*Exercise goal*.
Reproduce every record exactly as written.

Excerpts from an interface dataset

•••••

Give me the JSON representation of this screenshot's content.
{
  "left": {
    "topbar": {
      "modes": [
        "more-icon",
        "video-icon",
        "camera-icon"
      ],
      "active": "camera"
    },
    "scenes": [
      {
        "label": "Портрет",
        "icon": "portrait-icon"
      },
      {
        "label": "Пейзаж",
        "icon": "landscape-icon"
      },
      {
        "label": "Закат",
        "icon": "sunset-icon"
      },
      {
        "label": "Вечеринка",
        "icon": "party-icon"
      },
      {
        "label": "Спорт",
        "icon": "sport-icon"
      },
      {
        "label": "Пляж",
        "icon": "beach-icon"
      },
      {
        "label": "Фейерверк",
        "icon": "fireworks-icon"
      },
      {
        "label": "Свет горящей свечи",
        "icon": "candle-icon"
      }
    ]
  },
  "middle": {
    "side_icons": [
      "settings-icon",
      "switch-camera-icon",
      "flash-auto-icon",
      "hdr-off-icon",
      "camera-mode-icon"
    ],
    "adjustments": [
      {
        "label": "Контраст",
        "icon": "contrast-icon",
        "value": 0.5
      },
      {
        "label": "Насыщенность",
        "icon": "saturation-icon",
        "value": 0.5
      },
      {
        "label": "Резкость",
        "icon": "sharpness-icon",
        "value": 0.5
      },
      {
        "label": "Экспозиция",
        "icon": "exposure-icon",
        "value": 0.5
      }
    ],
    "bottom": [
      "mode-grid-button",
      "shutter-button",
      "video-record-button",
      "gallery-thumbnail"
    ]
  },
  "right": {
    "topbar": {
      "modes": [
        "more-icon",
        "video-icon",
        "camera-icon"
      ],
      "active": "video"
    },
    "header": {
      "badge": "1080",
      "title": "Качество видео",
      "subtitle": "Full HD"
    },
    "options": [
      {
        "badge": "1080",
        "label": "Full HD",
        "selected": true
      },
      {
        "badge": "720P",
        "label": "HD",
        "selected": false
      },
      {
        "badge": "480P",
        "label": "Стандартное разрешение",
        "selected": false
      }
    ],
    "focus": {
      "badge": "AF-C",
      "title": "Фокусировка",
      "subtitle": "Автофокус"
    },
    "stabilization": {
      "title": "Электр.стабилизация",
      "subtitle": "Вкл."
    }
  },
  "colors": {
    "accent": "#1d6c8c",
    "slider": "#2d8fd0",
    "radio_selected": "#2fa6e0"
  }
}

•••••

*Reply*.
Give me the JSON representation of this screenshot's content.
{
  "left": {
    "topbar": {
      "modes": [
        "more-icon",
        "video-icon",
        "camera-icon"
      ],
      "active": "camera"
    },
    "scenes": [
      {
        "label": "Портрет",
        "icon": "portrait-icon"
      },
      {
        "label": "Пейзаж",
        "icon": "landscape-icon"
      },
      {
        "label": "Закат",
        "icon": "sunset-icon"
      },
      {
        "label": "Вечеринка",
        "icon": "party-icon"
      },
      {
        "label": "Спорт",
        "icon": "sport-icon"
      },
      {
        "label": "Пляж",
        "icon": "beach-icon"
      },
      {
        "label": "Фейерверк",
        "icon": "fireworks-icon"
      },
      {
        "label": "Свет горящей свечи",
        "icon": "candle-icon"
      }
    ]
  },
  "middle": {
    "side_icons": [
      "settings-icon",
      "switch-camera-icon",
      "flash-auto-icon",
      "hdr-off-icon",
      "camera-mode-icon"
    ],
    "adjustments": [
      {
        "label": "Контраст",
        "icon": "contrast-icon",
        "value": 0.5
      },
      {
        "label": "Насыщенность",
        "icon": "saturation-icon",
        "value": 0.5
      },
      {
        "label": "Резкость",
        "icon": "sharpness-icon",
        "value": 0.5
      },
      {
        "label": "Экспозиция",
        "icon": "exposure-icon",
        "value": 0.5
      }
    ],
    "bottom": [
      "mode-grid-button",
      "shutter-button",
      "video-record-button",
      "gallery-thumbnail"
    ]
  },
  "right": {
    "topbar": {
      "modes": [
        "more-icon",
        "video-icon",
        "camera-icon"
      ],
      "active": "video"
    },
    "header": {
      "badge": "1080",
      "title": "Качество видео",
      "subtitle": "Full HD"
    },
    "options": [
      {
        "badge": "1080",
        "label": "Full HD",
        "selected": true
      },
      {
        "badge": "720P",
        "label": "HD",
        "selected": false
      },
      {
        "badge": "480P",
        "label": "Стандартное разрешение",
        "selected": false
      }
    ],
    "focus": {
      "badge": "AF-C",
      "title": "Фокусировка",
      "subtitle": "Автофокус"
    },
    "stabilization": {
      "title": "Электр.стабилизация",
      "subtitle": "Вкл."
    }
  },
  "colors": {
    "accent": "#1d6c8c",
    "slider": "#2d8fd0",
    "radio_selected": "#2fa6e0"
  }
}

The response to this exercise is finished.